* **Data for analysis**
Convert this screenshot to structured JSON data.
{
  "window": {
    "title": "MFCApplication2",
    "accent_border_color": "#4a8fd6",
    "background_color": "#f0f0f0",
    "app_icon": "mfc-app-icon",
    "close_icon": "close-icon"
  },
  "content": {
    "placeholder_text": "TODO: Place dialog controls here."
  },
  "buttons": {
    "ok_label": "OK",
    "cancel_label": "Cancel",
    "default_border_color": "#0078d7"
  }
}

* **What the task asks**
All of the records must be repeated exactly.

* **Written response**
Convert this screenshot to structured JSON data.
{
  "window": {
    "title": "MFCApplication2",
    "accent_border_color": "#4a8fd6",
    "background_color": "#f0f0f0",
    "app_icon": "mfc-app-icon",
    "close_icon": "close-icon"
  },
  "content": {
    "placeholder_text": "TODO: Place dialog controls here."
  },
  "buttons": {
    "ok_label": "OK",
    "cancel_label": "Cancel",
    "default_border_color": "#0078d7"
  }
}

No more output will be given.